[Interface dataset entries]
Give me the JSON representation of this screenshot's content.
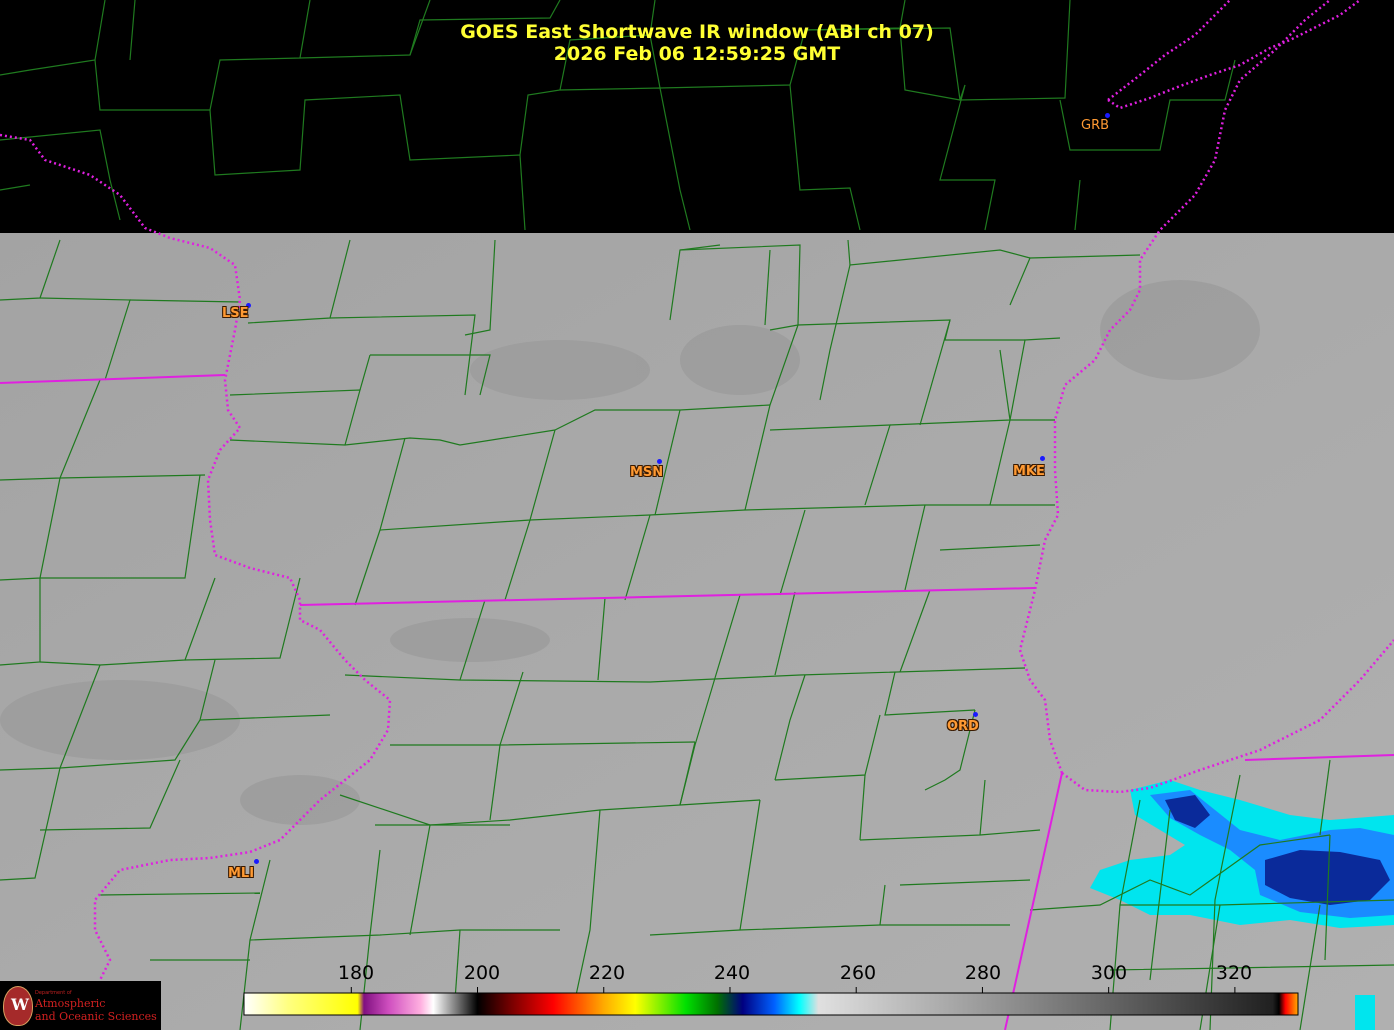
{
  "title": {
    "line1": "GOES East Shortwave IR window (ABI ch 07)",
    "line2": "2026 Feb 06  12:59:25 GMT"
  },
  "stations": [
    {
      "id": "GRB",
      "style": "plain"
    },
    {
      "id": "LSE",
      "style": "outlined"
    },
    {
      "id": "MSN",
      "style": "outlined"
    },
    {
      "id": "MKE",
      "style": "outlined"
    },
    {
      "id": "ORD",
      "style": "outlined"
    },
    {
      "id": "MLI",
      "style": "outlined"
    }
  ],
  "colorbar": {
    "ticks": [
      "180",
      "200",
      "220",
      "240",
      "260",
      "280",
      "300",
      "320"
    ],
    "range": [
      163,
      330
    ],
    "stops": [
      {
        "v": 163,
        "color": "#ffffff"
      },
      {
        "v": 170,
        "color": "#ffff80"
      },
      {
        "v": 181,
        "color": "#ffff00"
      },
      {
        "v": 182,
        "color": "#801080"
      },
      {
        "v": 186,
        "color": "#d050c0"
      },
      {
        "v": 191,
        "color": "#ffb0e0"
      },
      {
        "v": 193,
        "color": "#ffffff"
      },
      {
        "v": 200,
        "color": "#000000"
      },
      {
        "v": 205,
        "color": "#700000"
      },
      {
        "v": 212,
        "color": "#ff0000"
      },
      {
        "v": 220,
        "color": "#ffaa00"
      },
      {
        "v": 225,
        "color": "#ffff00"
      },
      {
        "v": 233,
        "color": "#00e000"
      },
      {
        "v": 238,
        "color": "#007000"
      },
      {
        "v": 242,
        "color": "#000080"
      },
      {
        "v": 247,
        "color": "#0060ff"
      },
      {
        "v": 251,
        "color": "#00ffff"
      },
      {
        "v": 254,
        "color": "#e0e0e0"
      },
      {
        "v": 326,
        "color": "#202020"
      },
      {
        "v": 327,
        "color": "#000000"
      },
      {
        "v": 328,
        "color": "#ff0000"
      },
      {
        "v": 330,
        "color": "#ffaa00"
      }
    ]
  },
  "colors": {
    "ir_gray": "#a7a7a7",
    "county_lines": "#1f7a1f",
    "state_lines": "#e020e0",
    "title": "#ffff33",
    "station_label": "#ff9a33",
    "station_dot": "#1a1aff"
  },
  "logo": {
    "dept": "Department of",
    "name1": "Atmospheric",
    "name2": "and Oceanic Sciences",
    "seal_letter": "W"
  }
}
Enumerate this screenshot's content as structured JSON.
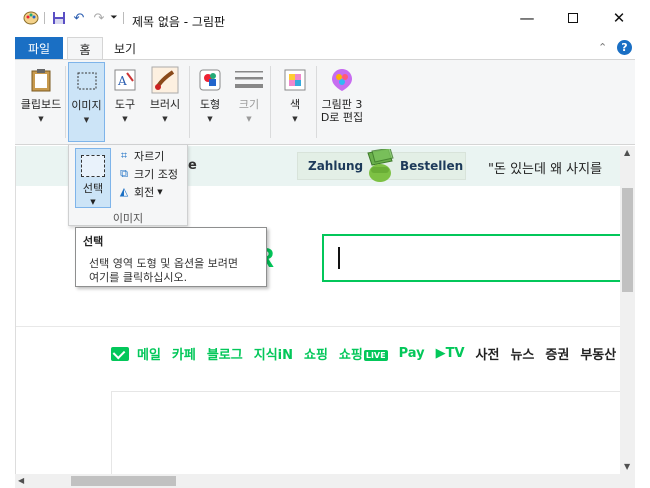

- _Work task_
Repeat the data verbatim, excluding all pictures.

- _Answer section_
Give me the JSON representation of this screenshot's content.
{
  "title": {
    "line1": "GOES East Shortwave IR window (ABI ch 07)",
    "line2": "2026 Feb 06  12:59:25 GMT"
  },
  "stations": [
    {
      "id": "GRB",
      "style": "plain"
    },
    {
      "id": "LSE",
      "style": "outlined"
    },
    {
      "id": "MSN",
      "style": "outlined"
    },
    {
      "id": "MKE",
      "style": "outlined"
    },
    {
      "id": "ORD",
      "style": "outlined"
    },
    {
      "id": "MLI",
      "style": "outlined"
    }
  ],
  "colorbar": {
    "ticks": [
      "180",
      "200",
      "220",
      "240",
      "260",
      "280",
      "300",
      "320"
    ],
    "range": [
      163,
      330
    ],
    "stops": [
      {
        "v": 163,
        "color": "#ffffff"
      },
      {
        "v": 170,
        "color": "#ffff80"
      },
      {
        "v": 181,
        "color": "#ffff00"
      },
      {
        "v": 182,
        "color": "#801080"
      },
      {
        "v": 186,
        "color": "#d050c0"
      },
      {
        "v": 191,
        "color": "#ffb0e0"
      },
      {
        "v": 193,
        "color": "#ffffff"
      },
      {
        "v": 200,
        "color": "#000000"
      },
      {
        "v": 205,
        "color": "#700000"
      },
      {
        "v": 212,
        "color": "#ff0000"
      },
      {
        "v": 220,
        "color": "#ffaa00"
      },
      {
        "v": 225,
        "color": "#ffff00"
      },
      {
        "v": 233,
        "color": "#00e000"
      },
      {
        "v": 238,
        "color": "#007000"
      },
      {
        "v": 242,
        "color": "#000080"
      },
      {
        "v": 247,
        "color": "#0060ff"
      },
      {
        "v": 251,
        "color": "#00ffff"
      },
      {
        "v": 254,
        "color": "#e0e0e0"
      },
      {
        "v": 326,
        "color": "#202020"
      },
      {
        "v": 327,
        "color": "#000000"
      },
      {
        "v": 328,
        "color": "#ff0000"
      },
      {
        "v": 330,
        "color": "#ffaa00"
      }
    ]
  },
  "colors": {
    "ir_gray": "#a7a7a7",
    "county_lines": "#1f7a1f",
    "state_lines": "#e020e0",
    "title": "#ffff33",
    "station_label": "#ff9a33",
    "station_dot": "#1a1aff"
  },
  "logo": {
    "dept": "Department of",
    "name1": "Atmospheric",
    "name2": "and Oceanic Sciences",
    "seal_letter": "W"
  }
}
Enumerate this screenshot's content as structured JSON.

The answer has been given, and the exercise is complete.